PROBLEM STATEMENT: Images within the entries are to be omitted; the remainder must be reproduced exactly.

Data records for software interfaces
______
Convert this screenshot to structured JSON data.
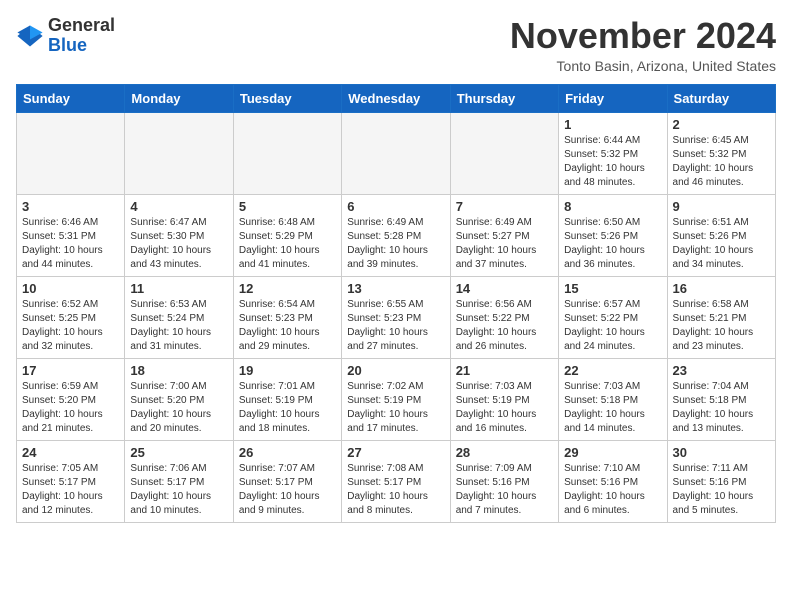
{
  "header": {
    "logo_general": "General",
    "logo_blue": "Blue",
    "month": "November 2024",
    "location": "Tonto Basin, Arizona, United States"
  },
  "days_of_week": [
    "Sunday",
    "Monday",
    "Tuesday",
    "Wednesday",
    "Thursday",
    "Friday",
    "Saturday"
  ],
  "weeks": [
    [
      {
        "day": "",
        "info": ""
      },
      {
        "day": "",
        "info": ""
      },
      {
        "day": "",
        "info": ""
      },
      {
        "day": "",
        "info": ""
      },
      {
        "day": "",
        "info": ""
      },
      {
        "day": "1",
        "info": "Sunrise: 6:44 AM\nSunset: 5:32 PM\nDaylight: 10 hours and 48 minutes."
      },
      {
        "day": "2",
        "info": "Sunrise: 6:45 AM\nSunset: 5:32 PM\nDaylight: 10 hours and 46 minutes."
      }
    ],
    [
      {
        "day": "3",
        "info": "Sunrise: 6:46 AM\nSunset: 5:31 PM\nDaylight: 10 hours and 44 minutes."
      },
      {
        "day": "4",
        "info": "Sunrise: 6:47 AM\nSunset: 5:30 PM\nDaylight: 10 hours and 43 minutes."
      },
      {
        "day": "5",
        "info": "Sunrise: 6:48 AM\nSunset: 5:29 PM\nDaylight: 10 hours and 41 minutes."
      },
      {
        "day": "6",
        "info": "Sunrise: 6:49 AM\nSunset: 5:28 PM\nDaylight: 10 hours and 39 minutes."
      },
      {
        "day": "7",
        "info": "Sunrise: 6:49 AM\nSunset: 5:27 PM\nDaylight: 10 hours and 37 minutes."
      },
      {
        "day": "8",
        "info": "Sunrise: 6:50 AM\nSunset: 5:26 PM\nDaylight: 10 hours and 36 minutes."
      },
      {
        "day": "9",
        "info": "Sunrise: 6:51 AM\nSunset: 5:26 PM\nDaylight: 10 hours and 34 minutes."
      }
    ],
    [
      {
        "day": "10",
        "info": "Sunrise: 6:52 AM\nSunset: 5:25 PM\nDaylight: 10 hours and 32 minutes."
      },
      {
        "day": "11",
        "info": "Sunrise: 6:53 AM\nSunset: 5:24 PM\nDaylight: 10 hours and 31 minutes."
      },
      {
        "day": "12",
        "info": "Sunrise: 6:54 AM\nSunset: 5:23 PM\nDaylight: 10 hours and 29 minutes."
      },
      {
        "day": "13",
        "info": "Sunrise: 6:55 AM\nSunset: 5:23 PM\nDaylight: 10 hours and 27 minutes."
      },
      {
        "day": "14",
        "info": "Sunrise: 6:56 AM\nSunset: 5:22 PM\nDaylight: 10 hours and 26 minutes."
      },
      {
        "day": "15",
        "info": "Sunrise: 6:57 AM\nSunset: 5:22 PM\nDaylight: 10 hours and 24 minutes."
      },
      {
        "day": "16",
        "info": "Sunrise: 6:58 AM\nSunset: 5:21 PM\nDaylight: 10 hours and 23 minutes."
      }
    ],
    [
      {
        "day": "17",
        "info": "Sunrise: 6:59 AM\nSunset: 5:20 PM\nDaylight: 10 hours and 21 minutes."
      },
      {
        "day": "18",
        "info": "Sunrise: 7:00 AM\nSunset: 5:20 PM\nDaylight: 10 hours and 20 minutes."
      },
      {
        "day": "19",
        "info": "Sunrise: 7:01 AM\nSunset: 5:19 PM\nDaylight: 10 hours and 18 minutes."
      },
      {
        "day": "20",
        "info": "Sunrise: 7:02 AM\nSunset: 5:19 PM\nDaylight: 10 hours and 17 minutes."
      },
      {
        "day": "21",
        "info": "Sunrise: 7:03 AM\nSunset: 5:19 PM\nDaylight: 10 hours and 16 minutes."
      },
      {
        "day": "22",
        "info": "Sunrise: 7:03 AM\nSunset: 5:18 PM\nDaylight: 10 hours and 14 minutes."
      },
      {
        "day": "23",
        "info": "Sunrise: 7:04 AM\nSunset: 5:18 PM\nDaylight: 10 hours and 13 minutes."
      }
    ],
    [
      {
        "day": "24",
        "info": "Sunrise: 7:05 AM\nSunset: 5:17 PM\nDaylight: 10 hours and 12 minutes."
      },
      {
        "day": "25",
        "info": "Sunrise: 7:06 AM\nSunset: 5:17 PM\nDaylight: 10 hours and 10 minutes."
      },
      {
        "day": "26",
        "info": "Sunrise: 7:07 AM\nSunset: 5:17 PM\nDaylight: 10 hours and 9 minutes."
      },
      {
        "day": "27",
        "info": "Sunrise: 7:08 AM\nSunset: 5:17 PM\nDaylight: 10 hours and 8 minutes."
      },
      {
        "day": "28",
        "info": "Sunrise: 7:09 AM\nSunset: 5:16 PM\nDaylight: 10 hours and 7 minutes."
      },
      {
        "day": "29",
        "info": "Sunrise: 7:10 AM\nSunset: 5:16 PM\nDaylight: 10 hours and 6 minutes."
      },
      {
        "day": "30",
        "info": "Sunrise: 7:11 AM\nSunset: 5:16 PM\nDaylight: 10 hours and 5 minutes."
      }
    ]
  ]
}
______
ANSWER TO THE EXERCISE:
Convert this screenshot to structured JSON data.
{
  "header": {
    "logo_general": "General",
    "logo_blue": "Blue",
    "month": "November 2024",
    "location": "Tonto Basin, Arizona, United States"
  },
  "days_of_week": [
    "Sunday",
    "Monday",
    "Tuesday",
    "Wednesday",
    "Thursday",
    "Friday",
    "Saturday"
  ],
  "weeks": [
    [
      {
        "day": "",
        "info": ""
      },
      {
        "day": "",
        "info": ""
      },
      {
        "day": "",
        "info": ""
      },
      {
        "day": "",
        "info": ""
      },
      {
        "day": "",
        "info": ""
      },
      {
        "day": "1",
        "info": "Sunrise: 6:44 AM\nSunset: 5:32 PM\nDaylight: 10 hours and 48 minutes."
      },
      {
        "day": "2",
        "info": "Sunrise: 6:45 AM\nSunset: 5:32 PM\nDaylight: 10 hours and 46 minutes."
      }
    ],
    [
      {
        "day": "3",
        "info": "Sunrise: 6:46 AM\nSunset: 5:31 PM\nDaylight: 10 hours and 44 minutes."
      },
      {
        "day": "4",
        "info": "Sunrise: 6:47 AM\nSunset: 5:30 PM\nDaylight: 10 hours and 43 minutes."
      },
      {
        "day": "5",
        "info": "Sunrise: 6:48 AM\nSunset: 5:29 PM\nDaylight: 10 hours and 41 minutes."
      },
      {
        "day": "6",
        "info": "Sunrise: 6:49 AM\nSunset: 5:28 PM\nDaylight: 10 hours and 39 minutes."
      },
      {
        "day": "7",
        "info": "Sunrise: 6:49 AM\nSunset: 5:27 PM\nDaylight: 10 hours and 37 minutes."
      },
      {
        "day": "8",
        "info": "Sunrise: 6:50 AM\nSunset: 5:26 PM\nDaylight: 10 hours and 36 minutes."
      },
      {
        "day": "9",
        "info": "Sunrise: 6:51 AM\nSunset: 5:26 PM\nDaylight: 10 hours and 34 minutes."
      }
    ],
    [
      {
        "day": "10",
        "info": "Sunrise: 6:52 AM\nSunset: 5:25 PM\nDaylight: 10 hours and 32 minutes."
      },
      {
        "day": "11",
        "info": "Sunrise: 6:53 AM\nSunset: 5:24 PM\nDaylight: 10 hours and 31 minutes."
      },
      {
        "day": "12",
        "info": "Sunrise: 6:54 AM\nSunset: 5:23 PM\nDaylight: 10 hours and 29 minutes."
      },
      {
        "day": "13",
        "info": "Sunrise: 6:55 AM\nSunset: 5:23 PM\nDaylight: 10 hours and 27 minutes."
      },
      {
        "day": "14",
        "info": "Sunrise: 6:56 AM\nSunset: 5:22 PM\nDaylight: 10 hours and 26 minutes."
      },
      {
        "day": "15",
        "info": "Sunrise: 6:57 AM\nSunset: 5:22 PM\nDaylight: 10 hours and 24 minutes."
      },
      {
        "day": "16",
        "info": "Sunrise: 6:58 AM\nSunset: 5:21 PM\nDaylight: 10 hours and 23 minutes."
      }
    ],
    [
      {
        "day": "17",
        "info": "Sunrise: 6:59 AM\nSunset: 5:20 PM\nDaylight: 10 hours and 21 minutes."
      },
      {
        "day": "18",
        "info": "Sunrise: 7:00 AM\nSunset: 5:20 PM\nDaylight: 10 hours and 20 minutes."
      },
      {
        "day": "19",
        "info": "Sunrise: 7:01 AM\nSunset: 5:19 PM\nDaylight: 10 hours and 18 minutes."
      },
      {
        "day": "20",
        "info": "Sunrise: 7:02 AM\nSunset: 5:19 PM\nDaylight: 10 hours and 17 minutes."
      },
      {
        "day": "21",
        "info": "Sunrise: 7:03 AM\nSunset: 5:19 PM\nDaylight: 10 hours and 16 minutes."
      },
      {
        "day": "22",
        "info": "Sunrise: 7:03 AM\nSunset: 5:18 PM\nDaylight: 10 hours and 14 minutes."
      },
      {
        "day": "23",
        "info": "Sunrise: 7:04 AM\nSunset: 5:18 PM\nDaylight: 10 hours and 13 minutes."
      }
    ],
    [
      {
        "day": "24",
        "info": "Sunrise: 7:05 AM\nSunset: 5:17 PM\nDaylight: 10 hours and 12 minutes."
      },
      {
        "day": "25",
        "info": "Sunrise: 7:06 AM\nSunset: 5:17 PM\nDaylight: 10 hours and 10 minutes."
      },
      {
        "day": "26",
        "info": "Sunrise: 7:07 AM\nSunset: 5:17 PM\nDaylight: 10 hours and 9 minutes."
      },
      {
        "day": "27",
        "info": "Sunrise: 7:08 AM\nSunset: 5:17 PM\nDaylight: 10 hours and 8 minutes."
      },
      {
        "day": "28",
        "info": "Sunrise: 7:09 AM\nSunset: 5:16 PM\nDaylight: 10 hours and 7 minutes."
      },
      {
        "day": "29",
        "info": "Sunrise: 7:10 AM\nSunset: 5:16 PM\nDaylight: 10 hours and 6 minutes."
      },
      {
        "day": "30",
        "info": "Sunrise: 7:11 AM\nSunset: 5:16 PM\nDaylight: 10 hours and 5 minutes."
      }
    ]
  ]
}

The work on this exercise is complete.